Arbitrarily, Izetbegovic proclaims that “life is dual”. Arbitrarily, he proclaims that only Islam overcomes this dualism. “Man experiences the world dualistically, but monism is in the essence of all human thinking.” Mere “religion”, by clinging to one side of the dichotomy, cannot satisfy man’s need for “monism”. He is saved because “Islam cannot be classified as a religion. Islam is more than a religion for it embraces life.” This is a totalizing, one might say implicitly totalitarian, claim. “There is only one Islam, but like man, it has both soul and body” (op.cit.,p.xxxi). By equating “Islam” with “man”, Izetbegovic appropriates “humanism” for Islam, giving the term an exclusive theological meaning very far from common acceptance. “Atheistic humanism is a contradiction because if there is no God, then there is no man either” (p.39). “Everything must serve man, and man must serve God only. This is the ultimate meaning of humanism” (p.40). “Man cannot be a Christian” because he cannot be a perfectly spiritual being, and the Koran says that “God does not charge anyone with a burden he cannot carry” (p.227). In contrast, Islam “suits man because it recognizes the duality of his nature. .. That is why man is the most obvious argument of Islam.” (p.228)

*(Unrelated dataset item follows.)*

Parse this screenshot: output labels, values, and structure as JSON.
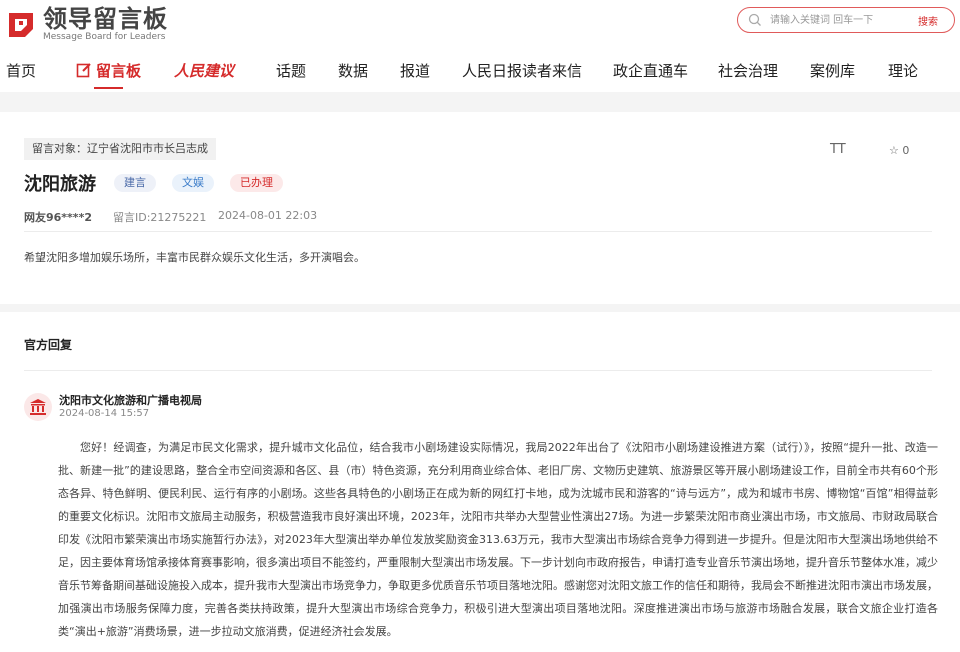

This dualism recalls the two adversaries to Islamic renewal within the Muslim community cited in the “Islamic Declaration”. The “conservatives” are on the “spiritual” or “religious” side of the dichotomy, while the “progressives” are on the “materialistic” side. Both thereby fail to realize Islam in its fullness.
A passage in the chapter on “Drama and Utopia” (p.161) well illustrates Izetbegovic’s rigorous dualism. “Does evil come from inside, from the dark depths of the human soul, or does it come from outside, from the objective conditions of human life? This question divides all people into two large groups: believers and materialists. For believers all evil and good is in man. ... To assert that evil is outside, that a man is evil because the conditions in which he lives are bad, that changes in these conditions would bring changes in man, to insist that man is a result of outside circumstances, is from the religious point of view the most godless and the most inhuman idea which has ever appeared in the human mind. Such an opinion degrades man to a thing, to a helpless executor of outside, mechanical, unconscious forces. Evil is in man versus evil is in the social environment. These are two mutually exclusive statements.”